Here’s the huge breakdown in these marketing and public relations failures: No one cares about the victims. That is why, when cases of violence arise, we are obsessed with determining whether it happened at all—as a society, we err on the side of believing the victim to be lying rather than someone to be an abuser. This is why media outlets write sympathetic stories about abusers, even when their violence is horrific. It is also why there is always inevitably a push to move on, move forward, move past the violence as soon as given the chance to do so.
And we live in a society that does not need even one more reason to remind abusers that we don’t care about their violence and that we don’t see their victims. According to the Centers for Disease Control and Prevention (CDC)’s National Intimate Partner and Sexual Violence Survey from 2010, “More than 1 in 3 women (35.6%) and more than 1 in 4 men (28.5%) in the United States have experienced rape, physical violence, and/or stalking by an intimate partner in their lifetime.” The 2013 National Census of Domestic Violence Services says that in a single day, domestic violence programs in the United States provided services to nearly 67,000 people, and that “local and state hotlines answered 20,267 calls and the National Domestic Violence Hotline answered 550 calls, averaging more than 14 hotline calls every minute.” The National Domestic Violence Hotline states that “On average, 24 people per minute are victims of rape, physical violence or stalking by an intimate partner in the United States—more than 12 million women and men over the course of a year.”

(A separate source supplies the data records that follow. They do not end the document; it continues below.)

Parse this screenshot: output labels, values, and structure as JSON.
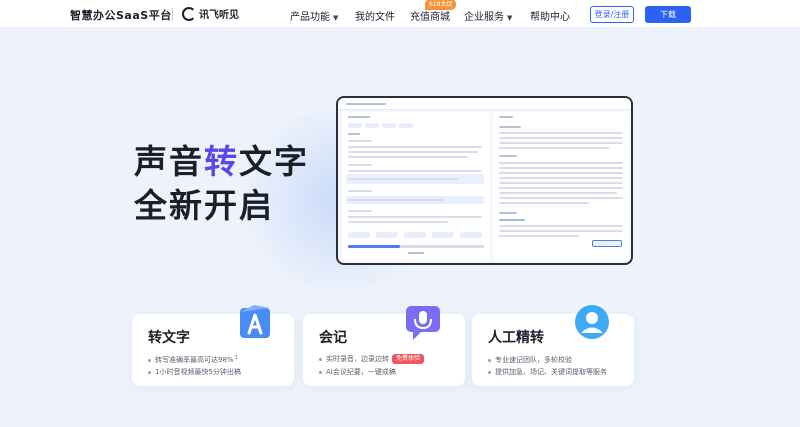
{
  "header": {
    "brand": "智慧办公SaaS平台",
    "logo_text": "讯飞听见",
    "nav": [
      {
        "label": "产品功能",
        "has_caret": true
      },
      {
        "label": "我的文件",
        "has_caret": false
      },
      {
        "label": "充值商城",
        "has_caret": false,
        "badge": "618大促"
      },
      {
        "label": "企业服务",
        "has_caret": true
      },
      {
        "label": "帮助中心",
        "has_caret": false
      }
    ],
    "login_label": "登录/注册",
    "download_label": "下载"
  },
  "hero": {
    "line1_part1": "声音",
    "line1_accent": "转",
    "line1_part2": "文字",
    "line2": "全新开启"
  },
  "cards": [
    {
      "title": "转文字",
      "bullets": [
        "转写准确率最高可达98%",
        "1小时音视频最快5分钟出稿"
      ],
      "sup": "1"
    },
    {
      "title": "会记",
      "bullets": [
        "实时录音，边录边转",
        "AI会议纪要，一键成稿"
      ],
      "tag": "免费体验"
    },
    {
      "title": "人工精转",
      "bullets": [
        "专业速记团队，多轮校验",
        "提供加急、场记、关键词提取等服务"
      ]
    }
  ],
  "colors": {
    "accent_purple": "#5f45e6",
    "primary_blue": "#2b62f2",
    "promo_orange": "#f29538",
    "free_tag_red": "#f2565a"
  },
  "icons": [
    "translate-icon",
    "microphone-icon",
    "person-icon",
    "chevron-down-icon"
  ]
}
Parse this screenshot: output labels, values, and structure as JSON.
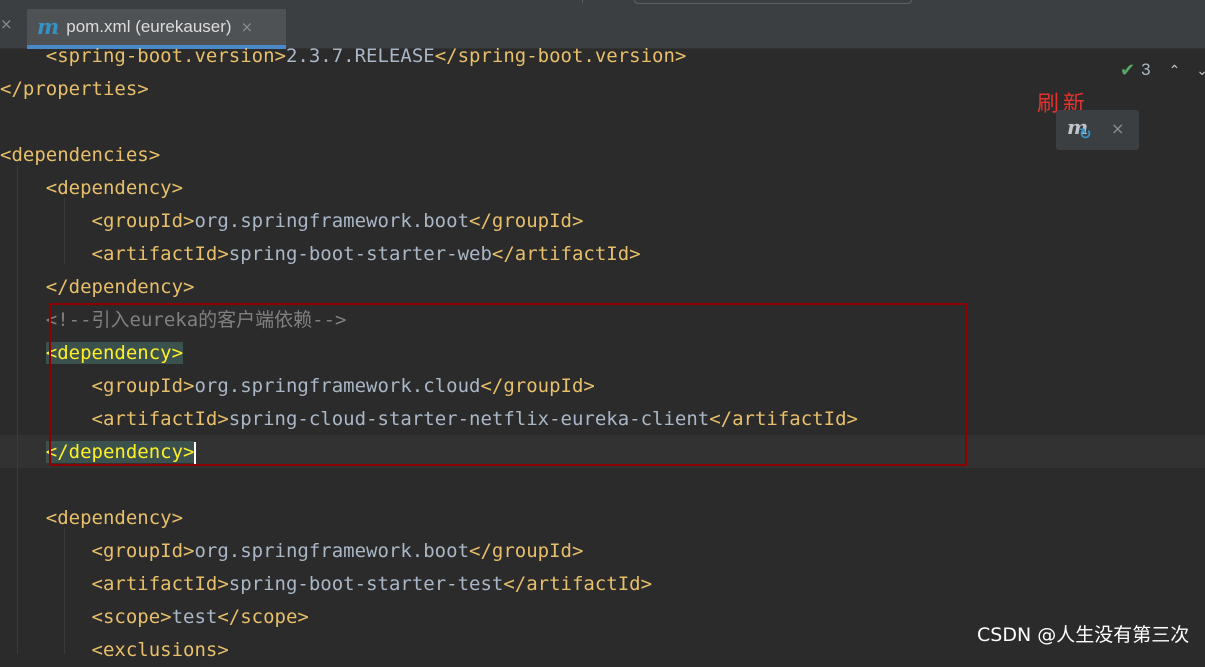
{
  "tab": {
    "close_left": "×",
    "icon": "m",
    "label": "pom.xml (eurekauser)",
    "close": "×"
  },
  "inspection": {
    "check_icon": "✔",
    "count": "3",
    "up_icon": "⌃",
    "down_icon": "⌄"
  },
  "annotation": "刷新",
  "maven_popup": {
    "icon_letter": "m",
    "reload_glyph": "↻",
    "close": "×"
  },
  "code": {
    "l1_open": "<spring-boot.version>",
    "l1_text": "2.3.7.RELEASE",
    "l1_close": "</spring-boot.version>",
    "l2": "</properties>",
    "l4": "<dependencies>",
    "l5": "<dependency>",
    "l6_open": "<groupId>",
    "l6_text": "org.springframework.boot",
    "l6_close": "</groupId>",
    "l7_open": "<artifactId>",
    "l7_text": "spring-boot-starter-web",
    "l7_close": "</artifactId>",
    "l8": "</dependency>",
    "l9_comment": "<!--引入eureka的客户端依赖-->",
    "l10": "<dependency>",
    "l11_open": "<groupId>",
    "l11_text": "org.springframework.cloud",
    "l11_close": "</groupId>",
    "l12_open": "<artifactId>",
    "l12_text": "spring-cloud-starter-netflix-eureka-client",
    "l12_close": "</artifactId>",
    "l13": "</dependency>",
    "l15": "<dependency>",
    "l16_open": "<groupId>",
    "l16_text": "org.springframework.boot",
    "l16_close": "</groupId>",
    "l17_open": "<artifactId>",
    "l17_text": "spring-boot-starter-test",
    "l17_close": "</artifactId>",
    "l18_open": "<scope>",
    "l18_text": "test",
    "l18_close": "</scope>",
    "l19": "<exclusions>"
  },
  "watermark": "CSDN @人生没有第三次",
  "colors": {
    "background": "#2b2b2b",
    "tag": "#e8bf6a",
    "text": "#a9b7c6",
    "comment": "#808080",
    "highlight_border": "#8b0000",
    "annotation": "#e5322d"
  }
}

In a perfect world where our society took this kind of violence seriously and actively worked to dismantle the cultural structures that prop it up, there would be few victims. That is the ideal. Outside of that pipe dream, here’s a simpler one: It would be nice if there was always someone in the room to remind everyone that a victim of the violence they are portraying will undoubtedly witness their product, and their interpretation should be considered.
That this does not happen is not just a sports problem (though it is that, too, but only in the way that sports are a microcosm reflecting ourselves back at us). This is a problem with a culture that does not care about victims and that tolerates—even sanctions and encourages—abuse. We are a culture who privileges the perspective of abusers. That is most evident in moments like these, when we find ourselves asking, “How did so many people approve this ad, this label, or this video?”
The night the Cavs showed the video in the arena, statistics tell us that the odds were high that a woman was sitting next to her abuser, their shoulders or knees probably touching. We can imagine her turning her eyes to the Humongotron upon hearing the first bars of “I’ve Had The Time of My Life.” Then she would have seen a scene unfold onscreen that probably would have caused her back to stiffen, shifting away from her partner as she recognized too well the dynamic she was seeing. And then she would have had to watch and listen to the people around her laugh and perhaps even cheer the satisfied smirk of the man at the end of the video as he said, “Go Cavs.”
Then she might have looked over at her partner, her abuser, and seen him, a dedicated Cavaliers fan, enjoying that video. He, too would have recognized the dynamic—but for him, the message he received would have been “Yeah boy!,” with a double thumbs-up from the Cavs. Neither one would have thought they were looking at a “mistake.”